The Washington-based magazine’s 35-member editorial staff will be laid off as a result, said Ryan McKibben, the head of Clarity Media Group, the Colorado company that owns the Standard and its sister publication, the Washington Examiner.
“This was a business decision,” McKibben said. “As we looked at all of our options, we saw we were facing a steady decline in revenues and circulation. That drove us to our decision to close this week. . . . It was a tough decision.”
The magazine, which was founded in 1995 by veteran journalists Fred Barnes and Bill Kristol, former chief of staff to vice president Dan Quayle, and is now edited by Stephen Hayes, has been known for being aligned with the Bush administration’s neoconservative policies.
But more than 20 years later, the publication is not walking in step with the Republican in the White House very often. In fact, Kristol is regularly featured on cable news shows criticizing the impact of the Trump administration’s policies and the relationship (or lack of one) between the current president’s worldview and American conservatism historically.
To the tune of Tradition, from Fiddler on the Roof— Bill Kristol (@BillKristol) November 29, 2018
Who, day and night, must scramble for a living,
Feed three wives and children, comb his daily hair?
And who has a right, as master of Trump Tower
To get some help from a foreign power?
And the magazine probably paid dearly for that in terms of interest.
The magazine’s publisher, MediaDC, also publishes the Washington Examiner, which is also conservative but is more regularly pro-Trump. It announced earlier this month it plans to expand its weekly magazine to reach a national audience, leaving the fate of the Weekly Standard in question.
McKibben said the new publication will launch Jan. 1: “Over the years, we’ve frequently been asked if individuals outside of the Beltway could subscribe to the publication. With this expansion and relaunch, our aim is for the new, national Washington Examiner to build on its position as a leader in providing a conservative perspective on the events of the day.”
Journalists and readers affiliated with conservative media like Fox News, the Federalist and Breitbart have regularly criticized the thinkers at the Weekly Standard as out of sync with Republican voters in 2018 and, at worst, no longer relevant.

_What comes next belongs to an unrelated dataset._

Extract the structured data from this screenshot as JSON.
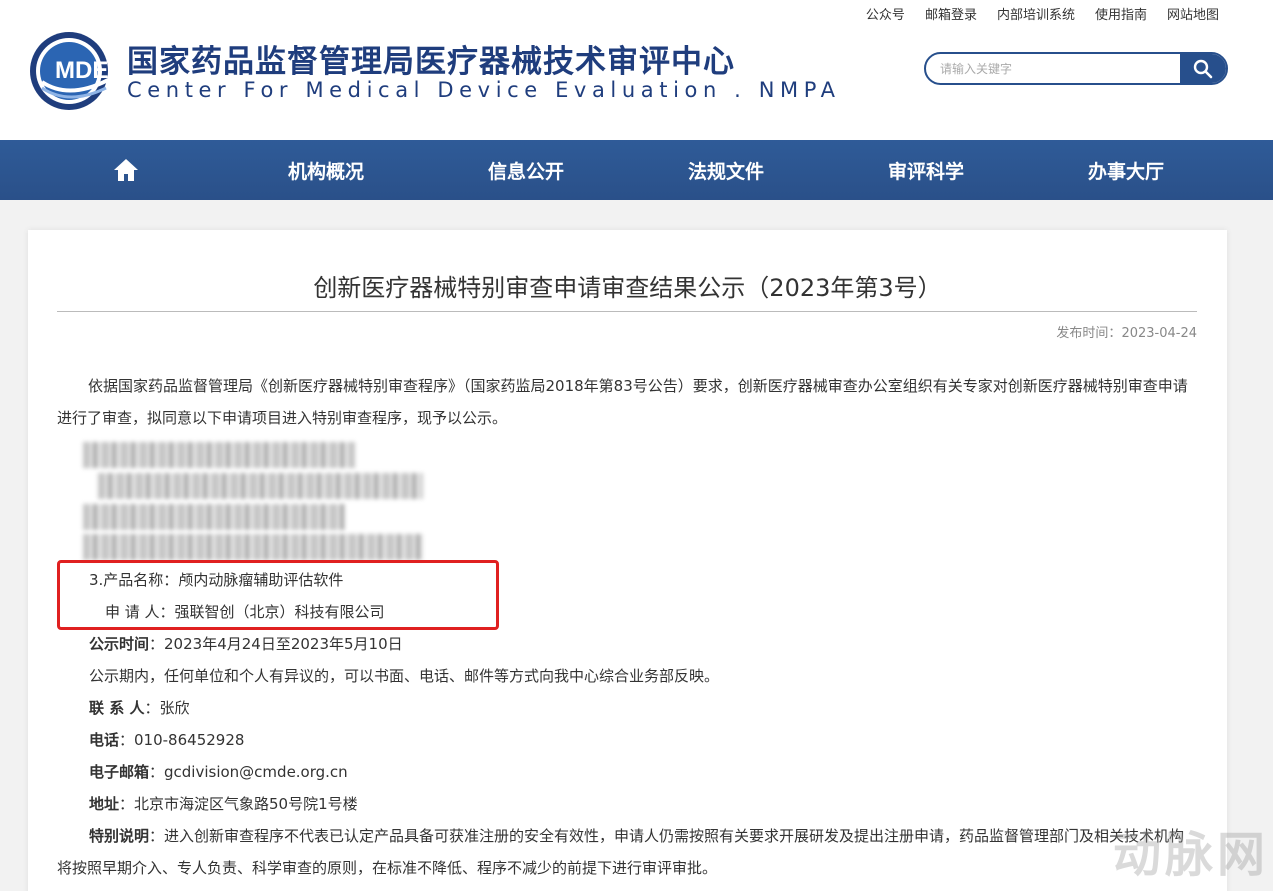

I think you can make it at least a murder/suicide— Jim Hanson (@Uncle_Jimbo) December 14, 2018
Your boy Bill Kristol did everything he could to make it unpalatable to anyone w/o a serious case of #Trump hatred
I feel bad for the good people who got screwed, but not the leadership https://t.co/o0pfaLjEF0
This type of pushback was not surprising, given that Republicans are overwhelmingly supportive of the president — nearly 90 percent approve of Trump, according to Gallup. But most Americans do not support the ideas and policies coming out of this White House, which is in part why they overwhelmingly voted against Republicans in last month’s midterm elections.
A robust magazine for Republicans that operates as more than a rubber stamp on Trump’s ideas could theoretically sharpen conservatives' arguments and policies in ways that could be rare when intra-tribal debate is absent.
It also sends a message there may be no room for them in the GOP unless they are “true believers” — something that did not appear to be the case during the 2016 presidential campaign but increasingly seems to be true two years later.
The editor of the revised Washington Examiner promises a publication that highlights the diversity of thought within conservatism — a “big tent” approach.
Whether the work that conservative thinkers loved to read in the Weekly Standard will find a place in other publications is obviously to be determined. But what is clear is with this magazine’s shuttering, conservative media just got Trumpier, and that will likely affect how readers on the right view the world.